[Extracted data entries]
***

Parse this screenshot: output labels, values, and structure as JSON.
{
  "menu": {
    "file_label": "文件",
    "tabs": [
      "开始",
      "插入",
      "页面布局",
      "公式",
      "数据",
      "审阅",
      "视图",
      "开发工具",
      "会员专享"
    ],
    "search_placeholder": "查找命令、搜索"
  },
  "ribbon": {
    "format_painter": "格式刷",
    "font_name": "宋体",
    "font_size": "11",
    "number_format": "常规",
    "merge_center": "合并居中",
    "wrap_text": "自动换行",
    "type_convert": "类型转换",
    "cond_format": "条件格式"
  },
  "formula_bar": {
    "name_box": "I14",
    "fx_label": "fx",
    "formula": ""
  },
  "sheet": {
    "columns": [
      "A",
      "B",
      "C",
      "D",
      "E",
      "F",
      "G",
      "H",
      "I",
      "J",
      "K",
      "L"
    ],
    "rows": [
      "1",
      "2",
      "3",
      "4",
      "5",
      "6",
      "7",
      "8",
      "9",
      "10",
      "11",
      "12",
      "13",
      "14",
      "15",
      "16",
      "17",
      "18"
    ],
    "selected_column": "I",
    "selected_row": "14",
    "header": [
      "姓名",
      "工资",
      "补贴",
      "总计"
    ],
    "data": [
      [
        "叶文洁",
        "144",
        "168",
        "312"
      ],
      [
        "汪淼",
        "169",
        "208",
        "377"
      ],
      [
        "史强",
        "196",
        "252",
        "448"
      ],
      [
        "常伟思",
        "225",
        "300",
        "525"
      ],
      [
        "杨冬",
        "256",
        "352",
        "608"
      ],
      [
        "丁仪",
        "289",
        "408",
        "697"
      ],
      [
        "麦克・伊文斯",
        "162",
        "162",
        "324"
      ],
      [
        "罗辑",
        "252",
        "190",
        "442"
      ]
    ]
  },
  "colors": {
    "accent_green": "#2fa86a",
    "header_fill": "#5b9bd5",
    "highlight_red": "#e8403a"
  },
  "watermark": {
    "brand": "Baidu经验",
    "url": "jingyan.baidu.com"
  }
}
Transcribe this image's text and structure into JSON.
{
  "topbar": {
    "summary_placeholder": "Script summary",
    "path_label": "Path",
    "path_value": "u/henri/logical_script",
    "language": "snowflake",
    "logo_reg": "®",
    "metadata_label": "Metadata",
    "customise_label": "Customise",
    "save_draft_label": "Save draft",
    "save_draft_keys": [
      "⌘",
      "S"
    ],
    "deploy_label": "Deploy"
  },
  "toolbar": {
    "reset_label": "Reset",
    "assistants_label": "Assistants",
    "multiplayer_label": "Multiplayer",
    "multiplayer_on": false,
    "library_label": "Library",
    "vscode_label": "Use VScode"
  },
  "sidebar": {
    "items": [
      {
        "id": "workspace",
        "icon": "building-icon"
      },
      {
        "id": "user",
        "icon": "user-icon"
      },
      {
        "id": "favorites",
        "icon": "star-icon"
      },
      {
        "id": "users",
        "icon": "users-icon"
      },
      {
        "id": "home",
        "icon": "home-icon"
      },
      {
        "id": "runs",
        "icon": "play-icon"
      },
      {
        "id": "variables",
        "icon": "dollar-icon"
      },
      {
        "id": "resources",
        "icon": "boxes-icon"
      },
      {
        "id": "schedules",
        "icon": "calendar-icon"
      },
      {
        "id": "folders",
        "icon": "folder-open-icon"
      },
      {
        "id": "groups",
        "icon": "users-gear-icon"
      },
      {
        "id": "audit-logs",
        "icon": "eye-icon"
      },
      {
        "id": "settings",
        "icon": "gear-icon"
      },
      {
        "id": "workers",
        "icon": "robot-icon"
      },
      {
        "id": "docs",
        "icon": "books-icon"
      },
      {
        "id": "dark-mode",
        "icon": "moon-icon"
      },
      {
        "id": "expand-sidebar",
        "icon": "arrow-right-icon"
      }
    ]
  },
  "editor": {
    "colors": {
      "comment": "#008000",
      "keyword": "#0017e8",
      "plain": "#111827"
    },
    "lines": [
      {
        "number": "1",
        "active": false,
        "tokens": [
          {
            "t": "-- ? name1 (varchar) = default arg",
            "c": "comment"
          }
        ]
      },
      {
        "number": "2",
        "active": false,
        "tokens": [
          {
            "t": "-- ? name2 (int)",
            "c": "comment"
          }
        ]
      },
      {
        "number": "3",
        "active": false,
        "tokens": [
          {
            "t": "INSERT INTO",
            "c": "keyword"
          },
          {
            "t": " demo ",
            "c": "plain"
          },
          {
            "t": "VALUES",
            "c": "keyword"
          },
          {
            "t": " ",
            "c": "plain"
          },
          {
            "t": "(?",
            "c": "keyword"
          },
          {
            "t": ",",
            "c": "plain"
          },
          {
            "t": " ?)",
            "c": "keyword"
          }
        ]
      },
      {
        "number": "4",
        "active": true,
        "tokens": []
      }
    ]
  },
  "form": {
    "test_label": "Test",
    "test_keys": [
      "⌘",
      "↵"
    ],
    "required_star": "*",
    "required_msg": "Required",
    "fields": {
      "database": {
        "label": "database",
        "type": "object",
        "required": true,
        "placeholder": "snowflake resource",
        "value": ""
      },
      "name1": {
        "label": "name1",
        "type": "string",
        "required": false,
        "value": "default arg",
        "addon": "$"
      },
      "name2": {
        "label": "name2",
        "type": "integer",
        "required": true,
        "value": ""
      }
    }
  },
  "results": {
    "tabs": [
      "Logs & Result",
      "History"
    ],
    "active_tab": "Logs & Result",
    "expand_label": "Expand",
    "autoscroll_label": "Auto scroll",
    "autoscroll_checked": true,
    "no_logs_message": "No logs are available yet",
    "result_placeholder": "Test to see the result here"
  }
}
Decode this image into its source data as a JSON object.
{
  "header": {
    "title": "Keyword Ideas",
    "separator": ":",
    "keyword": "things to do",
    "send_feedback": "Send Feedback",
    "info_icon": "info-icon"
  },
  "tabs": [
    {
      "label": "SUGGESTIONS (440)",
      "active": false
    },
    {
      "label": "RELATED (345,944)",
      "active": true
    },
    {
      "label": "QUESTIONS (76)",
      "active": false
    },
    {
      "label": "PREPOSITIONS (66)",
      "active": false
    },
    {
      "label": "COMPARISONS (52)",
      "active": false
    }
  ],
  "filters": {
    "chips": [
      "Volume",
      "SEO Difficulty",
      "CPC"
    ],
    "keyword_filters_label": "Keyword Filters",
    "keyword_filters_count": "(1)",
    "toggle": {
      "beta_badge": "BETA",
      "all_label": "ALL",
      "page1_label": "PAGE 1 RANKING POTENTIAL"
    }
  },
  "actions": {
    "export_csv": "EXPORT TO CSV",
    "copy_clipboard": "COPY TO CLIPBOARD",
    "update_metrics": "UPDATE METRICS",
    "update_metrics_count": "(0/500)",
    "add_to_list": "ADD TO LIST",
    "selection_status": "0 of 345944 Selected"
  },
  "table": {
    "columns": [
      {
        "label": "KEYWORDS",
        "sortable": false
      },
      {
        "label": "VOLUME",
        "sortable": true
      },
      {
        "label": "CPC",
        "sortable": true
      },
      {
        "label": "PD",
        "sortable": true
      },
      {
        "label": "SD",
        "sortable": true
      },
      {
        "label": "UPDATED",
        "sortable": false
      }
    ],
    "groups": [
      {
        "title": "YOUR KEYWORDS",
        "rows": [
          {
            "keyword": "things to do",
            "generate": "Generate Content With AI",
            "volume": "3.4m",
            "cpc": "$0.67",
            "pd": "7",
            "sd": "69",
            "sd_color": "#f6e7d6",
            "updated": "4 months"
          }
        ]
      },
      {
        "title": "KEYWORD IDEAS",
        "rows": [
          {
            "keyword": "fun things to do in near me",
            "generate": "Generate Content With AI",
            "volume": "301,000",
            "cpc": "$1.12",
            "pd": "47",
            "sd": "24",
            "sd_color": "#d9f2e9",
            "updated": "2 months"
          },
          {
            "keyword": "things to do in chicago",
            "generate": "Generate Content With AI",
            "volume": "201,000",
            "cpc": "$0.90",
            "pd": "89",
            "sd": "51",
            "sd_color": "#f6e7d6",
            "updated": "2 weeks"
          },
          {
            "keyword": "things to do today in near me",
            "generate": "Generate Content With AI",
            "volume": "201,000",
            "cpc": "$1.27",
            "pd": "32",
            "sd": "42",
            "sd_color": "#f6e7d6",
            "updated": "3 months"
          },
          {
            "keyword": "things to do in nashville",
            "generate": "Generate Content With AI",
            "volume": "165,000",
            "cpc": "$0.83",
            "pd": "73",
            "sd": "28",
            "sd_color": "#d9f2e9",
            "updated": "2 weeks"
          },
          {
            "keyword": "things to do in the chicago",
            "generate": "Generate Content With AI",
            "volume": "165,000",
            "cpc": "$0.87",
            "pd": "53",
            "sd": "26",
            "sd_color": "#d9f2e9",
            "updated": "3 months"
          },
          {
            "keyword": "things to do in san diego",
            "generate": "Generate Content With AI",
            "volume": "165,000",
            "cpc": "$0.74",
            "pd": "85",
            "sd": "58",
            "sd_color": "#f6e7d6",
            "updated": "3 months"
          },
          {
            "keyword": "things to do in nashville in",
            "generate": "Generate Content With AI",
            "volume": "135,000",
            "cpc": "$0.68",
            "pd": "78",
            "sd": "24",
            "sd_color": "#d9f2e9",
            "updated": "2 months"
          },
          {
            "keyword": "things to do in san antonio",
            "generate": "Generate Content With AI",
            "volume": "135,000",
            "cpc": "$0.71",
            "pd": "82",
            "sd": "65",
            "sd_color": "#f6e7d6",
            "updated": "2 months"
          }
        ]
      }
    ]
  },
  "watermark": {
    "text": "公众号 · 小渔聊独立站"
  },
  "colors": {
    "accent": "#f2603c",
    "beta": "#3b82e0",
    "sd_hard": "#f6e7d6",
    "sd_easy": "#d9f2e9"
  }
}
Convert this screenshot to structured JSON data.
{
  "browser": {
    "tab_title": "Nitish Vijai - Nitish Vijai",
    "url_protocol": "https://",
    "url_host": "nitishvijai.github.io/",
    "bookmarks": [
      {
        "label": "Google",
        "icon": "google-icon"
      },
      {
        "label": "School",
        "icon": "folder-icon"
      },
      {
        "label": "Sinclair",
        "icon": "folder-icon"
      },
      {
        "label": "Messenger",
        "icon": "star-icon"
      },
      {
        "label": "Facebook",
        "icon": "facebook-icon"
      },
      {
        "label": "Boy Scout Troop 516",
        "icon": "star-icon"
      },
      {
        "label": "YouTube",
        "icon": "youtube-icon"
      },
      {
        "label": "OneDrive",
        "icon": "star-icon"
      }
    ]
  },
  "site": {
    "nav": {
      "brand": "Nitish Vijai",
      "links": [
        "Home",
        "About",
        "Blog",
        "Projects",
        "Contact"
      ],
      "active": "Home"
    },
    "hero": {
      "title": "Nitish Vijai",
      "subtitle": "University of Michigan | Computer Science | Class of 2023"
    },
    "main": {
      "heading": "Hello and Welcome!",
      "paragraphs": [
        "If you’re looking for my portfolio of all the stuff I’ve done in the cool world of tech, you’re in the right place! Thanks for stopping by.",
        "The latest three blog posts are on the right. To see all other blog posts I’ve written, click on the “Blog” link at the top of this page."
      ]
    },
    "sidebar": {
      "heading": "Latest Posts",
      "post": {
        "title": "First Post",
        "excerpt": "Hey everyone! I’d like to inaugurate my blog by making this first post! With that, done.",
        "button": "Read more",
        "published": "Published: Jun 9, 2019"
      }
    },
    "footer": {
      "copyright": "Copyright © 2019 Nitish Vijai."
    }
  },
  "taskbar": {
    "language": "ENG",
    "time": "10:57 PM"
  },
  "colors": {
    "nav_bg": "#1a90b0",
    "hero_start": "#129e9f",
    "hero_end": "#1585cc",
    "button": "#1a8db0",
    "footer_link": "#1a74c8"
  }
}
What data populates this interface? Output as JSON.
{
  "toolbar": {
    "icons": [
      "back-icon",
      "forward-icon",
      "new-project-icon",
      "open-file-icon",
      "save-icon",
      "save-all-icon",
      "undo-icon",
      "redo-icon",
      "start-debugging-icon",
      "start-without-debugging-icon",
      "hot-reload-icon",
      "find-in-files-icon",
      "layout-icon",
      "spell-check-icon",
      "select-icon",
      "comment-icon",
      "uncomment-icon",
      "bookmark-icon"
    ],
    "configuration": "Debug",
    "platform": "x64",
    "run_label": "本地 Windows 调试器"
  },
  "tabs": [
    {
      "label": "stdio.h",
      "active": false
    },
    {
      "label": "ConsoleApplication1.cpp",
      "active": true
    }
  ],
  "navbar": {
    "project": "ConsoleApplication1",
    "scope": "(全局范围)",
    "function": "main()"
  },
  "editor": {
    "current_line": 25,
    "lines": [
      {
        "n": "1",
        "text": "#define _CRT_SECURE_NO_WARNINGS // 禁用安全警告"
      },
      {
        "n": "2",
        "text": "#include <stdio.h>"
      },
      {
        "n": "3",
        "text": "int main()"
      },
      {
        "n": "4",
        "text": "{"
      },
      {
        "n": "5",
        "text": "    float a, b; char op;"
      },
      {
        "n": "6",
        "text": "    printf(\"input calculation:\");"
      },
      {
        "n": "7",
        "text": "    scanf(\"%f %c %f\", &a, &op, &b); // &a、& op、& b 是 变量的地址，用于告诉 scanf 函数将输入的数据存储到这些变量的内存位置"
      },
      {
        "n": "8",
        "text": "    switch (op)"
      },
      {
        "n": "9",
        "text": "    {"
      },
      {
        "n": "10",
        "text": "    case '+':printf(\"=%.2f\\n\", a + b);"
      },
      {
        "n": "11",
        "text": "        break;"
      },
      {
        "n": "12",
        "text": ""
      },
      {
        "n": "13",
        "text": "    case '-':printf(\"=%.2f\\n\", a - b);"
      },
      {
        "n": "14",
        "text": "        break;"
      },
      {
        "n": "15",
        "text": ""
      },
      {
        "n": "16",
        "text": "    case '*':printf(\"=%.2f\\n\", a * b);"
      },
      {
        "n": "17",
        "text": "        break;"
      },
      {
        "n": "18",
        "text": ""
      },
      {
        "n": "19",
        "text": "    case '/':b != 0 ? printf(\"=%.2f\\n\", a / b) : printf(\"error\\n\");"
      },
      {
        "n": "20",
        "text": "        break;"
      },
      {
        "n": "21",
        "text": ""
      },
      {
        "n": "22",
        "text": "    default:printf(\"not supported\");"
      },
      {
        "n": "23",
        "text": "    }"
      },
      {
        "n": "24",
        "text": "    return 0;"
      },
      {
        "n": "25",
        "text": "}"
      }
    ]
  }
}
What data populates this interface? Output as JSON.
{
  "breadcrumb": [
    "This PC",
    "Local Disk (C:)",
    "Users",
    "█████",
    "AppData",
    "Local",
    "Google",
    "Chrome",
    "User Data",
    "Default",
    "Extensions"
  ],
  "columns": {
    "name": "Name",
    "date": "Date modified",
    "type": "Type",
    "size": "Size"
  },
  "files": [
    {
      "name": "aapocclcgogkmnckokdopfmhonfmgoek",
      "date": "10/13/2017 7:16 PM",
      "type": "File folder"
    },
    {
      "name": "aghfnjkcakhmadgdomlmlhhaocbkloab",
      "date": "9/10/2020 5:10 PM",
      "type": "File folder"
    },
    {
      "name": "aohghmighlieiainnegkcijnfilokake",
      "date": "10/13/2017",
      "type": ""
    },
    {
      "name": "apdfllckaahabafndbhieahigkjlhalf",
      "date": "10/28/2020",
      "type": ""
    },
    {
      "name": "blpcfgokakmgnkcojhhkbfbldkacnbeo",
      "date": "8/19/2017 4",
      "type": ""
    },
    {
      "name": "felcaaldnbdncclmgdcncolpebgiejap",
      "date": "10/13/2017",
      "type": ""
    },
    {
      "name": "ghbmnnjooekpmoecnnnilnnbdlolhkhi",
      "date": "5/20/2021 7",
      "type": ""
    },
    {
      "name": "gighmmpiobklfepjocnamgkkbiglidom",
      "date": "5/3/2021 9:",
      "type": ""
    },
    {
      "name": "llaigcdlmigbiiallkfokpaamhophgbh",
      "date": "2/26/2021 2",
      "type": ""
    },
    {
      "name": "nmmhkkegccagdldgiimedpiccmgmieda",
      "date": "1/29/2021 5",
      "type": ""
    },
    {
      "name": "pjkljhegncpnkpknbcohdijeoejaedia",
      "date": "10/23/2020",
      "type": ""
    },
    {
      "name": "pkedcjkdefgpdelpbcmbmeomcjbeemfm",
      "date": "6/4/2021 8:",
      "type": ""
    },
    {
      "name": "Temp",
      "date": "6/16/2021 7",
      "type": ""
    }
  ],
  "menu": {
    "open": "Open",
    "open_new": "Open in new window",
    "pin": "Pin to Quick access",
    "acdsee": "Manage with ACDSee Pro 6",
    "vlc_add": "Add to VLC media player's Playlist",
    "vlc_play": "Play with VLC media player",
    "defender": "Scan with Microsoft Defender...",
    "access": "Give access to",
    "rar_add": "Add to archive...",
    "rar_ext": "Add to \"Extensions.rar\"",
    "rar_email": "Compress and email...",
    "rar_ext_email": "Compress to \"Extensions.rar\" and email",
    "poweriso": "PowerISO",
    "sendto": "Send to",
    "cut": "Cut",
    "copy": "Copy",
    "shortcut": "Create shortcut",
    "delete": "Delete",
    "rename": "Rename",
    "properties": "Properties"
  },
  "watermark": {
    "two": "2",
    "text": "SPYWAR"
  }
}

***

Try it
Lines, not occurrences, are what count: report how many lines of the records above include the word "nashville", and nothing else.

Task solution
2